Drugstores 'Kruidvat in de Stad‘ Opens in Belgium
AS Watson-owned drugstore chain Kruidvat has opened a new ‘Kruidvat in de Stad’ city concept store in Antwerp, gondola.be reports. The concept was initially launched in the Netherlands at the end of 2016, with seven stores now operating. The Antwerp store represents the first Belgian location for the concept. Three further Belgian city stores are due to open early next year; including one in the city Genk.
The stores boast a broader assortment of beauty products than regular Kruidvat stores, as well as selling convenience food such as snacks. Also, the look and feel has been changed to a more modern appearance with large LCD screens, as well as free Wi-Fi. Despite these additions, these stores still feature many non-food and promotional items as its customers expect this, according to the retailer.

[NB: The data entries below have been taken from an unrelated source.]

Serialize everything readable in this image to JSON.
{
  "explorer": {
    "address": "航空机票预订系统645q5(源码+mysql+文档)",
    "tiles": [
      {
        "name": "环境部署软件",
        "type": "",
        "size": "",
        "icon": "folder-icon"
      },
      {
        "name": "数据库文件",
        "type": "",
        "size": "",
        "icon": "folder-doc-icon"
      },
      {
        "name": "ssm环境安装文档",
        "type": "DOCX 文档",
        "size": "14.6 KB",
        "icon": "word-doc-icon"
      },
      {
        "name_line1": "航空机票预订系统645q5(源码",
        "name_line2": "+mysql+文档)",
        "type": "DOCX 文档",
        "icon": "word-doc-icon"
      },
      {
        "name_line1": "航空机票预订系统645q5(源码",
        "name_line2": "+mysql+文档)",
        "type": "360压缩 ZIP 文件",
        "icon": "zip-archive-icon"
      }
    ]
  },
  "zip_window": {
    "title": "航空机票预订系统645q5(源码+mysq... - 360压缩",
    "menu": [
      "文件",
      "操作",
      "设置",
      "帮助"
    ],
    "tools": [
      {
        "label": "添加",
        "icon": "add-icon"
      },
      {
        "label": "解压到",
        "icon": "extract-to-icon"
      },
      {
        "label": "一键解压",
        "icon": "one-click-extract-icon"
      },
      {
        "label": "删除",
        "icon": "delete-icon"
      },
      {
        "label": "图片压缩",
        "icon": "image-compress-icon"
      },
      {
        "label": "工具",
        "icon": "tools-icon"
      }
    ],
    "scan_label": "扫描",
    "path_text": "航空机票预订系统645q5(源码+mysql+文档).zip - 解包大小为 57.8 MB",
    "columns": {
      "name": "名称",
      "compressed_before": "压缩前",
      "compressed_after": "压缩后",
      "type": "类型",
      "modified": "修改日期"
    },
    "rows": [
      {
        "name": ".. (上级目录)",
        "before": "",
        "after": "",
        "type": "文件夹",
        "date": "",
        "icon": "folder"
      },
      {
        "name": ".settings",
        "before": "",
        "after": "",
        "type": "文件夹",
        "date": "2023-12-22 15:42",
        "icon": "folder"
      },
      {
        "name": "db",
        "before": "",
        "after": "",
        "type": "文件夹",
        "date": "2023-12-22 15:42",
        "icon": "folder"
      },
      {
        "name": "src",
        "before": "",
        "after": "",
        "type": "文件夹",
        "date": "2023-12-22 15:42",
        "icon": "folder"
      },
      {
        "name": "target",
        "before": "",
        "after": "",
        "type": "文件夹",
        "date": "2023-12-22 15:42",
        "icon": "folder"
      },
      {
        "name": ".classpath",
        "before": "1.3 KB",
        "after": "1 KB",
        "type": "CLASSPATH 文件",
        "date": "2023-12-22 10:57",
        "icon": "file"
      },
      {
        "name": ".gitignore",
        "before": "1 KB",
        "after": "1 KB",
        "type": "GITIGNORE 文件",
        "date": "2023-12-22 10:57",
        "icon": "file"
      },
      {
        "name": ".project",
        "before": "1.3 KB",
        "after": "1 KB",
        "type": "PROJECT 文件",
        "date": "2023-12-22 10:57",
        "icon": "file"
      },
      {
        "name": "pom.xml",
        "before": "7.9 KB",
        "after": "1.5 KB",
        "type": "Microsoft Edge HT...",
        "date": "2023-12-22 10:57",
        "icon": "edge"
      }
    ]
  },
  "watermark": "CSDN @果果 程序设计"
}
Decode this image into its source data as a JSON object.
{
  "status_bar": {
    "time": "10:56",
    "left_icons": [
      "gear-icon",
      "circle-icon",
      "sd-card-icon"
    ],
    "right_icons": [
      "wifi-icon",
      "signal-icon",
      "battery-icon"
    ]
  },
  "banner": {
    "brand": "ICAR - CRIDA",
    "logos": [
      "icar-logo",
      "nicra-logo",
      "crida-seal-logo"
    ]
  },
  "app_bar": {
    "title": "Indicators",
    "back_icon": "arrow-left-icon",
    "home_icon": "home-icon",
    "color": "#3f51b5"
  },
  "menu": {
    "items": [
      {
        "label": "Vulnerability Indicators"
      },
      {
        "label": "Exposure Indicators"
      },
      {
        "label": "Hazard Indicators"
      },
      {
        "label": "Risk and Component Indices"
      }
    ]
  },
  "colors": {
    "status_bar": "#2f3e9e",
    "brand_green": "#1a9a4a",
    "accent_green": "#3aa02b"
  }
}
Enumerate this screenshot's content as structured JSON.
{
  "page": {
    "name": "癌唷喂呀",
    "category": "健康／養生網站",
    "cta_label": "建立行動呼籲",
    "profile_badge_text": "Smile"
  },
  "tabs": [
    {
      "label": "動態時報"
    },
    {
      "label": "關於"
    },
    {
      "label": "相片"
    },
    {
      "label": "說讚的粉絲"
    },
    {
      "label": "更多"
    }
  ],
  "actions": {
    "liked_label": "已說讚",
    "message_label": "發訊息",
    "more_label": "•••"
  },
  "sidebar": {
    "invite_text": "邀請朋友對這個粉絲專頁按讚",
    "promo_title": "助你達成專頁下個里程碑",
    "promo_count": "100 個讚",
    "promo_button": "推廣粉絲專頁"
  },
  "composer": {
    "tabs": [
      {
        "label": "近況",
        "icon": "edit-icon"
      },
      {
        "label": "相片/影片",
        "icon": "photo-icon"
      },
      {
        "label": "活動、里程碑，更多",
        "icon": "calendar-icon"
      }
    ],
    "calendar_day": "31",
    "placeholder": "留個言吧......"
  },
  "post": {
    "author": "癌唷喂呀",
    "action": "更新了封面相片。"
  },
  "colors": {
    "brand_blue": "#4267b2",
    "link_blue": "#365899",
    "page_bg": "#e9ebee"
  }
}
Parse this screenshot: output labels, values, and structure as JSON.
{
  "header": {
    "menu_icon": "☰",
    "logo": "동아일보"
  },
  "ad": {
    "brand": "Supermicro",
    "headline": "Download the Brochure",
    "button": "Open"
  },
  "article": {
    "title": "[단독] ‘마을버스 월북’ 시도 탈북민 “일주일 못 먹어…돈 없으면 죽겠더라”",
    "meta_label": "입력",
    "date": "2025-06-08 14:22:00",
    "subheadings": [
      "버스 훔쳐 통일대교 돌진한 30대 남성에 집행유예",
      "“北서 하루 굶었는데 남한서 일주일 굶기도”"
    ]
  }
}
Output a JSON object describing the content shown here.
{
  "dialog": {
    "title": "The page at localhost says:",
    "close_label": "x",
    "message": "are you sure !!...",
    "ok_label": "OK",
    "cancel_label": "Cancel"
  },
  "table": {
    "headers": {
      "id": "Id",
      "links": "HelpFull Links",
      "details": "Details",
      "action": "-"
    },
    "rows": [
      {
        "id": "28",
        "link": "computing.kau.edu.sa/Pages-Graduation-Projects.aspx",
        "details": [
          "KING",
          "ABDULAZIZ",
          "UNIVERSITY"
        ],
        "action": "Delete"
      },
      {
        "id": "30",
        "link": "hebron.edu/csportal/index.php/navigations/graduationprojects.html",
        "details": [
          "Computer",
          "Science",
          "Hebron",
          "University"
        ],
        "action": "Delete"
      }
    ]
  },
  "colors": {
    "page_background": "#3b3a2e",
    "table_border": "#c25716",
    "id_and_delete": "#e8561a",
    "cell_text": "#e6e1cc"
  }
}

Frauke Vor dem Berge (Retail Analyst)
Opinion Building on Learnings
Adapting concepts to city locations has so far been mostly the domain of the grocers. ‘Kruidvat in de Stad’ shows that drugstores can also benefit from changing their look and assortment, based on the specific customer group in city locations. In Belgium, Kruidvat can build on the learnings that the Dutch operation has already made. Offering snacks is a smart way of luring customers into the store, at which point they may well also buy some drugstore items too. However, supporting marketing in front of the store is essential since drugstores are not the typical destination for grabbing a snack.
Kruidvat is not the only player currently experimenting with convenience products. Its UK sister company Superdrug has already launched convenience products in its stores. The banner is experimenting with different concepts for city locations and with convenience products as it has to keep up with its very innovative competitor Boots. We therefore suspect that this is yet another example of how AS Watsons’s various subsidiaries are making use of each other’s learnings.
That ‘Kruidvat in de Stad’ is now also being introduced in Belgium indicates that the concept seems to work. We think that adding snacks and increasing the beauty assortment in city locations is a smart move for the drugstore operator. Customers passing through the city will probably not be shopping for their usual goods, such as bulky toilet paper or nappies, but rather items such as lipsticks which easily fit in handbags. With this in mind, it is perhaps rather surprising that promotions and the non-food assortment have not been scaled down, but this perhaps indicates that the retailer is either very confident about its USP or afraid that without these categories, the stores wouldn’t work. Even so, we feel that the banner’s typical aisles, crammed with promotions and cross-merchandised products hiding other items, could be a disadvantage in these stores. When busy shoppers in city locations just want to pick up what they need, these could make it an annoying experience.
With contributions from Senior Retail Analyst Denise Klug.